Community Representation Was Lacking at the 2014 Violence Prevention Summit


By TJ Dunnivant

Jacobs Center—Saturday, February 21. Opening remarks by District Attorney Bonnie Dumanis set the tone for an event that appeared to be much needed by a community stricken by gang violence and homicides.
For all intended purposes by those who put together the summit, all bases seemed to be covered. They had three sessions entitled Know Your Rights, Trauma Informed School and Communities and Promising Practices For School and Community using former Gang Members.
Know Your Rights was facilitated by NAACP President Lei-Chala Wilson and southeast division Captain Tony McElroy. Three youth from the Alliance for Community Empowerment (ACE) sat in this session for the first 9:30 round. McElroy and Wilson did a great job tag teaming and letting the youth know questions to ask in the event they are stopped by law enforcement. The youth had the opportunity to attend the two other sessions at 10:15 and 11:00. However, youth Yasin said he learned the most from the first one. “I like knowing what to do if the police stop you,” he said with a hardened look on his face. “If he doesn’t tell me I’m under arrest, I can leave.” Yasin said he also enjoyed “the session with the bangers”. He adamantly declared that he now knows why he is going to stay away from the gangs in his neighborhood of City Heights.
Yasin and two other youth from the ACE program seemed to be the only youth attending the event, besides the handful that were part of Reginald Washington’s Project AWARE. The absence of surrounding community youth, adults and known fourth district leaders, was the first sign that there was a lack of community awareness about the summit.
In addition, there was a moment where one community member was able to confront one of the diversion program leaders during one of sessions. The program leader asked why parents weren’t willing to come to her diversion sessions. One gentleman replied that trust was an issue​​, others gave their reasons it could be and one community member that dealt with the leader in the past, spoke out sincerely as to why she didn’t want to attend. “I met you the night my son was caught up in a curfew sweep,” she said, “and that night you weren’t trying to hear me and so we don’t trust you!” The leader wanted to reply, but it was time to go to the next session, so their conversation had to continue outside of the room.
Community organization 100 STRONG was one of the leaders within ​the ​fourth district that was not in attendance that day. Founder Mario Lewis said, “I didn’t find out about it until the day of. By that point I couldn’t rearrange my schedule.” Lewis went on to say he was quite disappointed that he wasn’t made aware of the summit. “You see these organizations and people coming into the community without figuring out who is already trying to do something about the violence within the community,” Mario quipped, “And when people don’t do their homework, they end up wasting the community’s time and resources. Our community is always getting poverty pimped. Somebody came in and threw this thing together with grant money and did a half [blank] job at community outreach!” Lewis said he had it on his list to start investigating some of the so-called diversion programs within the neighborhood. Lewis said it was time to start making the organizations receiving funds, accountable to the community at large.
After the breakout sessions, lunch was served and the keynote speaker Julio Marcial, Program Director for The California Wellness Foundation was introduced by Councilwoman Marti Emerald.
Marcial kept things real as he talked about the discounted neighborhood he grew up in and spoke about homicides in such a detailed way a saddened dose of reality began to permeate the entire room. Marcial spoke about the one healthy adult that connected with him as a youth. “I had a mentor that created a safe place,” He reminisced, “[Often] we are looking for new technologies and innovations…let me remind you there is nothing new about what we do.” The audience cheered in agreement.
Marcial continued to say things that many of the organizers of this event could have learned a hard lesson from. “What I am impressed about today is the number of young people that are here,” said Marcial, “because in some way we talk about wanting to help them find that path way, but we never ask them what we can do with them.” According to Marcial, this leads to an “us versus them mentality” and that mentality was evident by some of the “programs” present that day.
As Marcial made his closing comments, audience members gave him a standing ovation. But many were still left wondering if his message had been really heard at all.

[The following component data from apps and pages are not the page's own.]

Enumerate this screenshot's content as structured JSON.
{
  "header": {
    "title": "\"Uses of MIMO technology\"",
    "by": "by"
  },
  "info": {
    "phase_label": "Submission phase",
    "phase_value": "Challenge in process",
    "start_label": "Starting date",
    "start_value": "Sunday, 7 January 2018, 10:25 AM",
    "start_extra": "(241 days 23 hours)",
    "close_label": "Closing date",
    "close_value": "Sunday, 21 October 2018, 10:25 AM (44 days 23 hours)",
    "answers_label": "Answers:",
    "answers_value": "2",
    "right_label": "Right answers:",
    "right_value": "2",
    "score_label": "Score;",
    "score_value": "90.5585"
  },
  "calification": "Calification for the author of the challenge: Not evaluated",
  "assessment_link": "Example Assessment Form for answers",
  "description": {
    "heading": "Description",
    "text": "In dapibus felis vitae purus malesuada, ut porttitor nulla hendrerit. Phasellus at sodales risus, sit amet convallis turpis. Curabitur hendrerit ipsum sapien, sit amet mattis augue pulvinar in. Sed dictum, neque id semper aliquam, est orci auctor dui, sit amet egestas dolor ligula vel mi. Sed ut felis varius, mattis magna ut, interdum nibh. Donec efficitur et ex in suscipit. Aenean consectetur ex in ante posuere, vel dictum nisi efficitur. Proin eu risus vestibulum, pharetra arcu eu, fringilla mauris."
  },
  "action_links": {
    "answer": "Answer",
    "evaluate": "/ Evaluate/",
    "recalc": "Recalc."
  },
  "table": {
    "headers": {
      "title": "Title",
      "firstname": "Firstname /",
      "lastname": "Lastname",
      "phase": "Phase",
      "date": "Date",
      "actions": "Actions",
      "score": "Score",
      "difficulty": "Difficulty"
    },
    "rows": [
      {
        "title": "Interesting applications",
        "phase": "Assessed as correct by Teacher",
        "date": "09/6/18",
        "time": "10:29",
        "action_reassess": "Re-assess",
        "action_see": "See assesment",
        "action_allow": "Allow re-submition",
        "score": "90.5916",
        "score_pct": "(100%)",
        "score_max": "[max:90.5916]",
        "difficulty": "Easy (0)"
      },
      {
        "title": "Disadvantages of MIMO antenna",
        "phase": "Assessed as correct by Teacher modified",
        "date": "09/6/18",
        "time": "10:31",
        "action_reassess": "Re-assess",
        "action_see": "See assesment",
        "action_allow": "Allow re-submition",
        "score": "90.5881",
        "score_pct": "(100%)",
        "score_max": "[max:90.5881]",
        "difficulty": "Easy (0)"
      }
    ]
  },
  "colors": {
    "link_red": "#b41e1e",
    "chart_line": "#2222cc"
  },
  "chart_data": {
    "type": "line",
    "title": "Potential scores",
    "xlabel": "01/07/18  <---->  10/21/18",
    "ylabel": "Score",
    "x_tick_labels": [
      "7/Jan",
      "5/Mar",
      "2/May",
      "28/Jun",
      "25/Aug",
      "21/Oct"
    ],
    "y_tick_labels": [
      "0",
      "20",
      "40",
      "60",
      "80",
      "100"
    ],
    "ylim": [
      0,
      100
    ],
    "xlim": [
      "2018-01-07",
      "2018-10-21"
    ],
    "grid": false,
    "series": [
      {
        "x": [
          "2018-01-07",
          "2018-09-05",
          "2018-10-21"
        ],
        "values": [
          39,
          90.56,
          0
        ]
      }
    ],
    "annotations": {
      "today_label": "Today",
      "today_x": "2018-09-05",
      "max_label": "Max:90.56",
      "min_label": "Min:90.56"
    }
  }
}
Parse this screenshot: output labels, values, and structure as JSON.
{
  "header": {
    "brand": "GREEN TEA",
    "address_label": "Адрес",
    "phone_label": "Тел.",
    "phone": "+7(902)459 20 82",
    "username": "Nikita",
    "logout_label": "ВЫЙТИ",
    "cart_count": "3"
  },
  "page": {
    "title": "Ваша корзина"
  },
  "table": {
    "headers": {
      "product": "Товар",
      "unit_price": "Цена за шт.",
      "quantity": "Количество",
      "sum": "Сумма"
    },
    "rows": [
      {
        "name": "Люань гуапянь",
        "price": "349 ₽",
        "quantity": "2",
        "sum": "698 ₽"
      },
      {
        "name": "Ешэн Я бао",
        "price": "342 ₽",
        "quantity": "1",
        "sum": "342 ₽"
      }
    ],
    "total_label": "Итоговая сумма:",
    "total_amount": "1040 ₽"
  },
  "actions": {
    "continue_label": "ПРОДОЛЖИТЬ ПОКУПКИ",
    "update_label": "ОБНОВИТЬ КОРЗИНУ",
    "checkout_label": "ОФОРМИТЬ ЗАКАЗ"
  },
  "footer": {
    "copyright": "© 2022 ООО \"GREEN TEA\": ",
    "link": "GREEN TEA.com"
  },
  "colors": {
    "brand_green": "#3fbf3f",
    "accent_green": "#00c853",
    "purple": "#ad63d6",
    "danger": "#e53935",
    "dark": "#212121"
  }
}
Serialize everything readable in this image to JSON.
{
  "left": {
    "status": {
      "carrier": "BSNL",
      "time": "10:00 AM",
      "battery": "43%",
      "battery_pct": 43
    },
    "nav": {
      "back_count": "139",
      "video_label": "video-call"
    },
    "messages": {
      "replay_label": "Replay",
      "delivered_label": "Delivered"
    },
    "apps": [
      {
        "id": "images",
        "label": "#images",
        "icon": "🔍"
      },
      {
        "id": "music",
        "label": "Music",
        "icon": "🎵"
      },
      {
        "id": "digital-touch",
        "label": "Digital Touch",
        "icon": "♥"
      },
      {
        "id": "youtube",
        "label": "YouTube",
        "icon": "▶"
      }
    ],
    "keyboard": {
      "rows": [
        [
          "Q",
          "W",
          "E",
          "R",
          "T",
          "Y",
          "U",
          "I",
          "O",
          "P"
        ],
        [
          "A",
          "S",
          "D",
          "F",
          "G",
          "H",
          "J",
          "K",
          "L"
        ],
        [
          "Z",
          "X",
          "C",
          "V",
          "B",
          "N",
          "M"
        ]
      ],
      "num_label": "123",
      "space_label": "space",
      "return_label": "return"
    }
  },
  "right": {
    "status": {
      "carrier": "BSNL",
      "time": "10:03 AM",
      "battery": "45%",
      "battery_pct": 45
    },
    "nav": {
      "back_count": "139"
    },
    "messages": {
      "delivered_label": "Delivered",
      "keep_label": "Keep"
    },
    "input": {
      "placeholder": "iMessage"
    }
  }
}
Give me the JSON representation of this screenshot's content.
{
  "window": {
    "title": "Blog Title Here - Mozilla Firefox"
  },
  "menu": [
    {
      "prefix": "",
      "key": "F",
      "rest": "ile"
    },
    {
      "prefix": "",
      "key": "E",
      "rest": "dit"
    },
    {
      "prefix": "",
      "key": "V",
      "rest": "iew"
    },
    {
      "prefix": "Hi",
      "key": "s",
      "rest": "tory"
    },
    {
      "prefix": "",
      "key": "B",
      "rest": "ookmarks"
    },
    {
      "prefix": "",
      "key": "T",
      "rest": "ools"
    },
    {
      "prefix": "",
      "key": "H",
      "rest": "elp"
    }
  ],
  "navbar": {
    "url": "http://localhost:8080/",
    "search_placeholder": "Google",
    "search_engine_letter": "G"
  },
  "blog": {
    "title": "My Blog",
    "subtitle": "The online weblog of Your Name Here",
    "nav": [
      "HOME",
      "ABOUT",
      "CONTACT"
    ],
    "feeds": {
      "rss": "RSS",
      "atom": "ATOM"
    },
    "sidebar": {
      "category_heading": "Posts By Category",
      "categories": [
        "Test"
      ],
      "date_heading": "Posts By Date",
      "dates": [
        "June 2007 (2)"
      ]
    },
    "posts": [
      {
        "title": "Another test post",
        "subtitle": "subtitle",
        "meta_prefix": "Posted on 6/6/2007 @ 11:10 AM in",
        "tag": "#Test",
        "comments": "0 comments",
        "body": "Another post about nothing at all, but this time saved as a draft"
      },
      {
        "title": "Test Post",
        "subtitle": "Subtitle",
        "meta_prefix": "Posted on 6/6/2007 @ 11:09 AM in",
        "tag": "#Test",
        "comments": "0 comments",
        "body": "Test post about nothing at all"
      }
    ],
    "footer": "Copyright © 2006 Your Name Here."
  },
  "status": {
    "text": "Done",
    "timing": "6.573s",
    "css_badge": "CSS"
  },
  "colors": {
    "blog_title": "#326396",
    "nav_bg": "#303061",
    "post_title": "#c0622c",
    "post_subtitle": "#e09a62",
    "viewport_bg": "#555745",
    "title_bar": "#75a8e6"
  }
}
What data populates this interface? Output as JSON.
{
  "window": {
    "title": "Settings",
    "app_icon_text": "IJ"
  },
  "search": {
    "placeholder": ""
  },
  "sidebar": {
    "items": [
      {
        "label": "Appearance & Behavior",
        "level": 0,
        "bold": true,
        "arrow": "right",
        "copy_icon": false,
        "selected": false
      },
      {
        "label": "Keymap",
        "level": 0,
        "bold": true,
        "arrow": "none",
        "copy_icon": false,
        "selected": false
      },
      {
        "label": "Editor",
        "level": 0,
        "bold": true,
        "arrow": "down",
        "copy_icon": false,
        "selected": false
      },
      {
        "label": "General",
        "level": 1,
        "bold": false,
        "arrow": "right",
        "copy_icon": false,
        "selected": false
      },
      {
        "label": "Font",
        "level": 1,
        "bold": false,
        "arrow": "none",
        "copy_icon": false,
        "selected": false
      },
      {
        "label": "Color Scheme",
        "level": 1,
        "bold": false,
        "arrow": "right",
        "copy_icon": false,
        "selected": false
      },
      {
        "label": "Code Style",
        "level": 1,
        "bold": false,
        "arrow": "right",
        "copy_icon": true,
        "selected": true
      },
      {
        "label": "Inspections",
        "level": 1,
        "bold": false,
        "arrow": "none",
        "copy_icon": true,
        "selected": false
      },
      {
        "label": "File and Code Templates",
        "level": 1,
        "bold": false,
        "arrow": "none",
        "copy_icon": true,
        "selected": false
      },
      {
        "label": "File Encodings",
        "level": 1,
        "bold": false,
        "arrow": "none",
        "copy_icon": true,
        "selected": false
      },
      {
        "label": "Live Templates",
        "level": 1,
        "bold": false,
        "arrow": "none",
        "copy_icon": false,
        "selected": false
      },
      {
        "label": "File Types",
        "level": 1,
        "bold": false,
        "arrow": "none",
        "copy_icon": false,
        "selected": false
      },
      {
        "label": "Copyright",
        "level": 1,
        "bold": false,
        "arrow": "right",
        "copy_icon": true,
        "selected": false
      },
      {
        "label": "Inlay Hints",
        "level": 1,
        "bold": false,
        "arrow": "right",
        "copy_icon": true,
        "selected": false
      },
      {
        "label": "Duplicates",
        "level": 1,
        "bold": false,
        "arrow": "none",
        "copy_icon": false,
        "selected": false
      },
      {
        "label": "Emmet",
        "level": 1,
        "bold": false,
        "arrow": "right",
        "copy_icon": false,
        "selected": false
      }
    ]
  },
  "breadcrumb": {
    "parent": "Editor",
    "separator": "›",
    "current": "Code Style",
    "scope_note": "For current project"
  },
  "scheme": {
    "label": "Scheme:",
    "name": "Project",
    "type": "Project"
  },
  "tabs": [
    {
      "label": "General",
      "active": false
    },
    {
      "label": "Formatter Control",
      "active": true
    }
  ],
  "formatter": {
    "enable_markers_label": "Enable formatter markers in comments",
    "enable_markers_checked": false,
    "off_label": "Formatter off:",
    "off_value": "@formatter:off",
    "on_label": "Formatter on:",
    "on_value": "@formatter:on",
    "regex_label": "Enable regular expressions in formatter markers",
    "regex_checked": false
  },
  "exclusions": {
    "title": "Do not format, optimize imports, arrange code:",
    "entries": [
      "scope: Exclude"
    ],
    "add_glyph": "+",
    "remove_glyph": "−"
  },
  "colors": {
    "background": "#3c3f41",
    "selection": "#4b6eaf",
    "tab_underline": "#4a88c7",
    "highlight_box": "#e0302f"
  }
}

Unlike many news organizations, Voice & Viewpoint delivers content that matters to you. Help us keep it that way by making a generous donation for as low as $2. Your support will fund local, investigative journalism for the community, by the community.